**Your task:** Which lines of the listing below contain the word "title"? Copy each of them.

-------

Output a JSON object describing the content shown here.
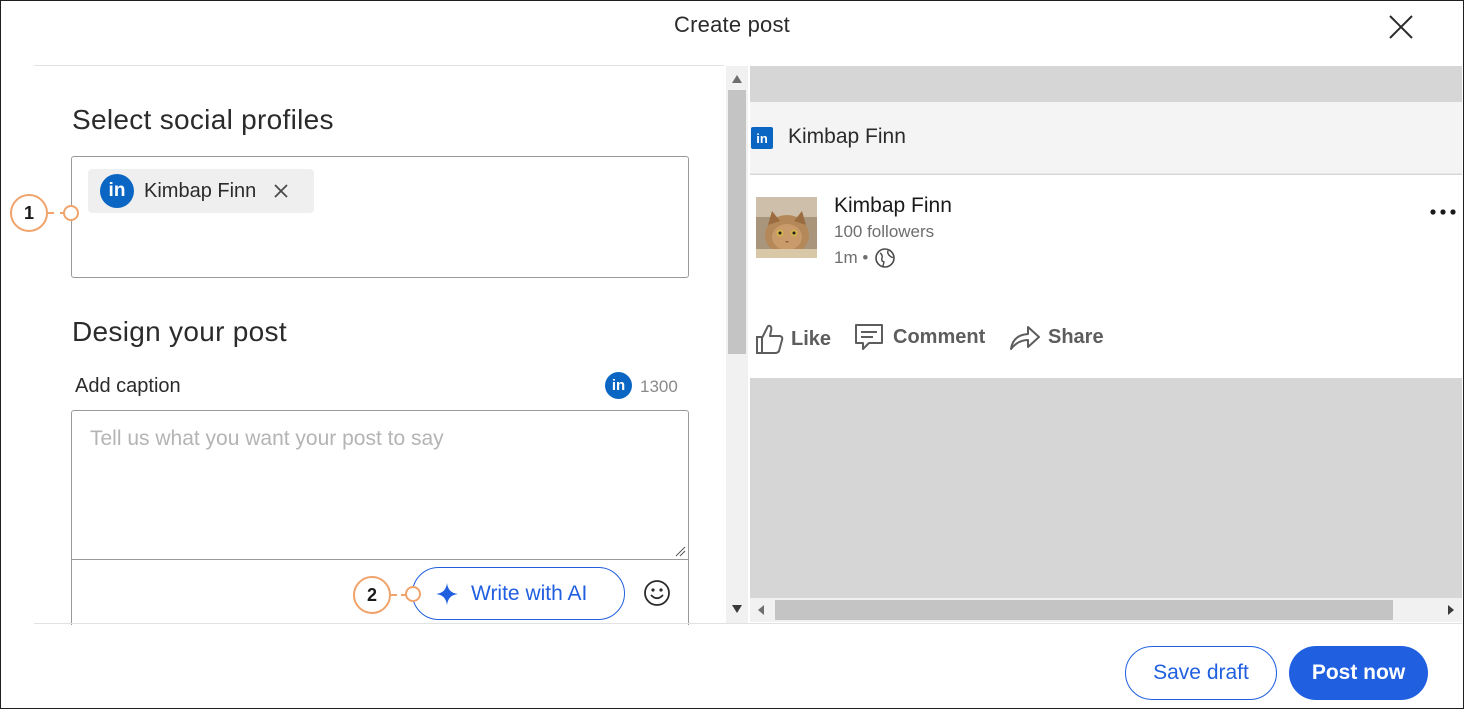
{
  "header": {
    "title": "Create post"
  },
  "profiles": {
    "heading": "Select social profiles",
    "selected": [
      {
        "network": "linkedin",
        "name": "Kimbap Finn"
      }
    ]
  },
  "design": {
    "heading": "Design your post",
    "caption_label": "Add caption",
    "char_limit": "1300",
    "caption_value": "",
    "caption_placeholder": "Tell us what you want your post to say",
    "ai_button": "Write with AI"
  },
  "callouts": {
    "one": "1",
    "two": "2"
  },
  "preview": {
    "network_name": "Kimbap Finn",
    "author_name": "Kimbap Finn",
    "followers": "100 followers",
    "time": "1m •",
    "actions": {
      "like": "Like",
      "comment": "Comment",
      "share": "Share"
    }
  },
  "footer": {
    "save_draft": "Save draft",
    "post_now": "Post now"
  },
  "colors": {
    "accent": "#1f5fe0",
    "linkedin": "#0a66c2",
    "callout": "#f0a36a",
    "preview_bg": "#d6d6d6"
  }
}
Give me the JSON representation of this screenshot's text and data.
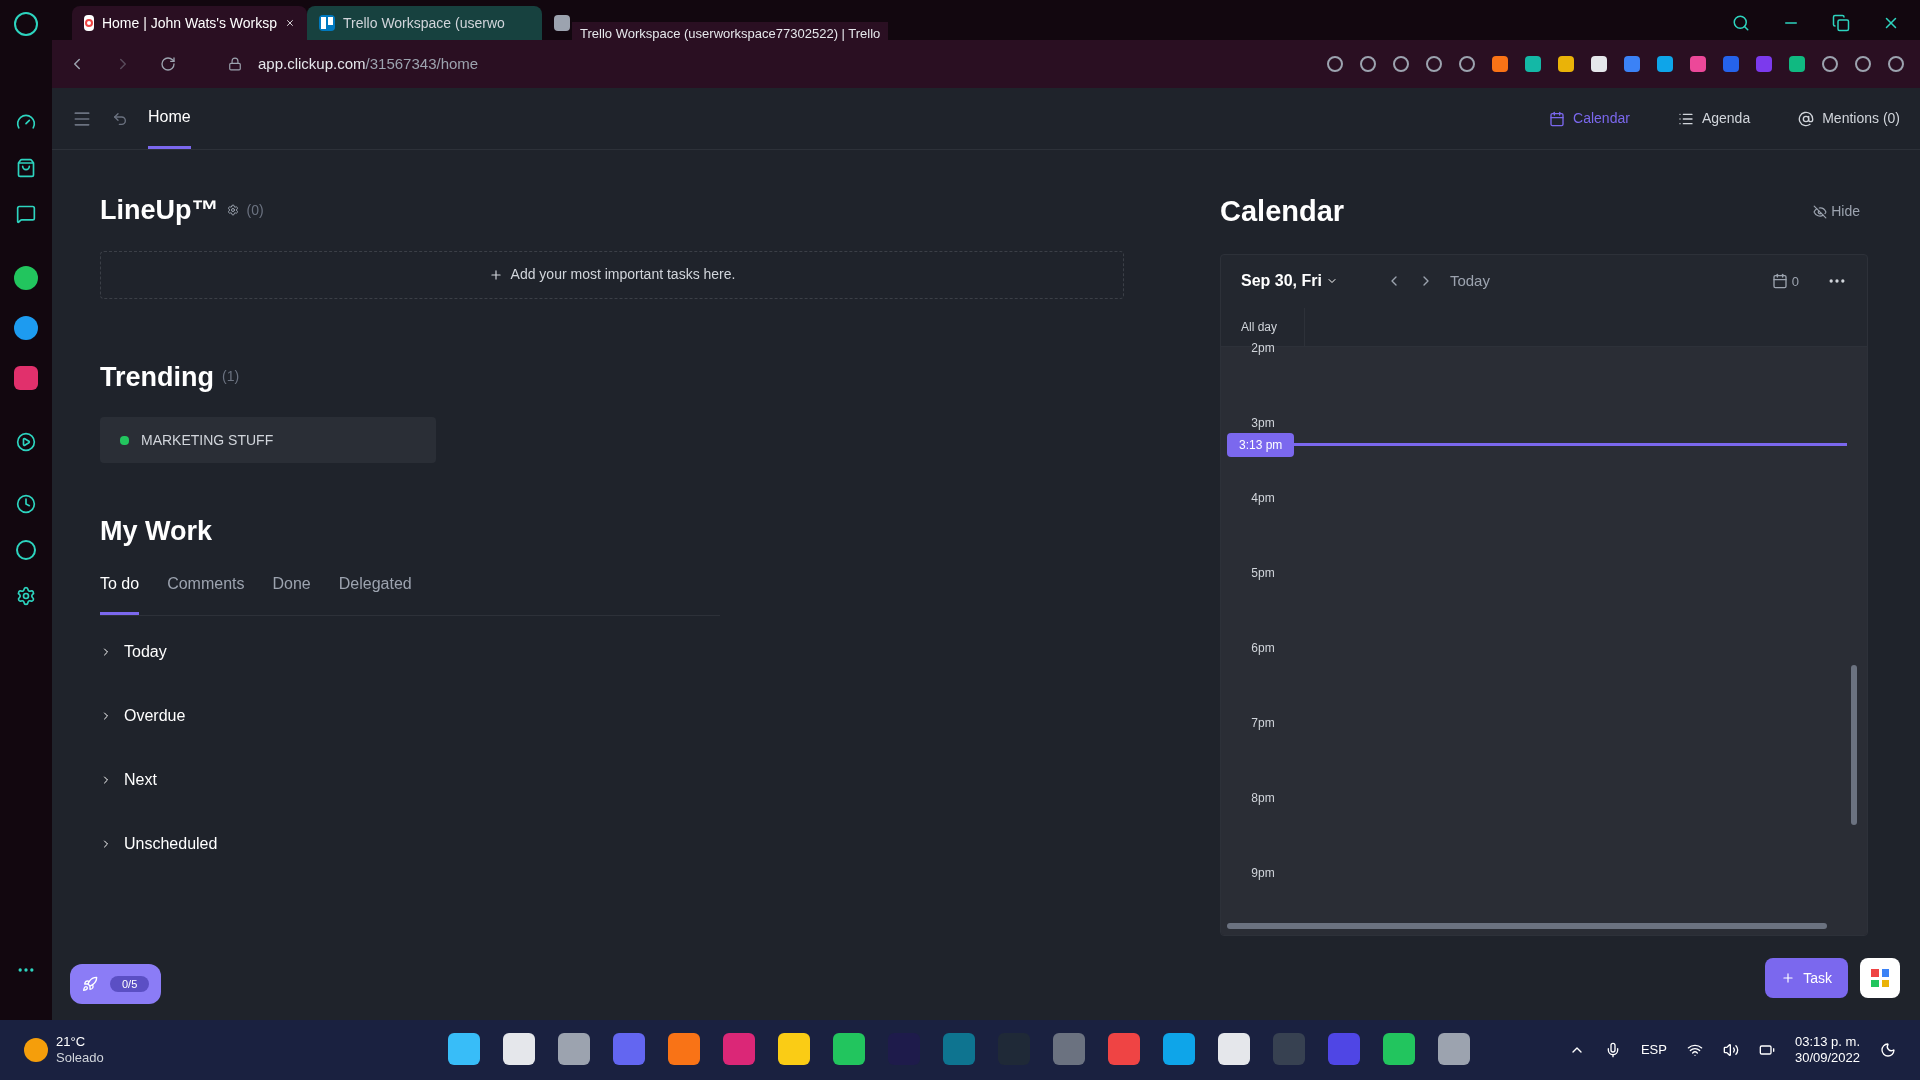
{
  "browser": {
    "tabs": [
      {
        "title": "Home | John Wats's Worksp",
        "selected": true,
        "kind": "clickup"
      },
      {
        "title": "Trello Workspace (userwo",
        "selected": false,
        "kind": "trello"
      },
      {
        "selected": false,
        "kind": "other"
      }
    ],
    "tooltip": "Trello Workspace (userworkspace77302522) | Trello",
    "url_host": "app.clickup.com",
    "url_path": "/31567343/home"
  },
  "header": {
    "title": "Home",
    "views": [
      {
        "label": "Calendar",
        "selected": true
      },
      {
        "label": "Agenda",
        "selected": false
      },
      {
        "label": "Mentions (0)",
        "selected": false
      }
    ]
  },
  "lineup": {
    "title": "LineUp™",
    "count": "(0)",
    "add_label": "Add your most important tasks here."
  },
  "trending": {
    "title": "Trending",
    "count": "(1)",
    "items": [
      {
        "label": "MARKETING STUFF",
        "color": "#22c55e"
      }
    ]
  },
  "my_work": {
    "title": "My Work",
    "tabs": [
      {
        "label": "To do",
        "selected": true
      },
      {
        "label": "Comments",
        "selected": false
      },
      {
        "label": "Done",
        "selected": false
      },
      {
        "label": "Delegated",
        "selected": false
      }
    ],
    "groups": [
      {
        "label": "Today",
        "expanded": false
      },
      {
        "label": "Overdue",
        "expanded": false
      },
      {
        "label": "Next",
        "expanded": false
      },
      {
        "label": "Unscheduled",
        "expanded": false
      }
    ]
  },
  "calendar": {
    "title": "Calendar",
    "hide_label": "Hide",
    "date": "Sep 30, Fri",
    "today_label": "Today",
    "event_count": "0",
    "all_day": "All day",
    "hours": [
      "2pm",
      "3pm",
      "4pm",
      "5pm",
      "6pm",
      "7pm",
      "8pm",
      "9pm"
    ],
    "now": "3:13 pm"
  },
  "onboarding_badge": "0/5",
  "task_button": "Task",
  "taskbar": {
    "temperature": "21°C",
    "weather": "Soleado",
    "language": "ESP",
    "time": "03:13 p. m.",
    "date": "30/09/2022"
  }
}
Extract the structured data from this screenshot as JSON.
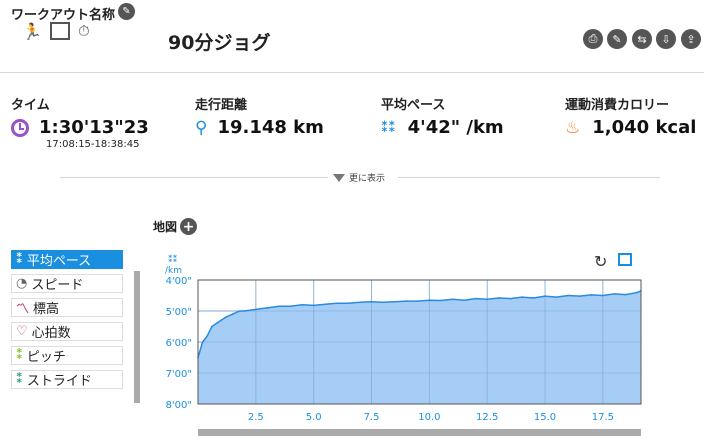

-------

**Answer below:**
    "title": "Create post"
        "title": "Home | John Wats's Worksp",
        "title": "Trello Workspace (userwo",
    "title": "Home",
    "title": "LineUp™",
    "title": "Trending",
    "title": "My Work",
    "title": "Calendar",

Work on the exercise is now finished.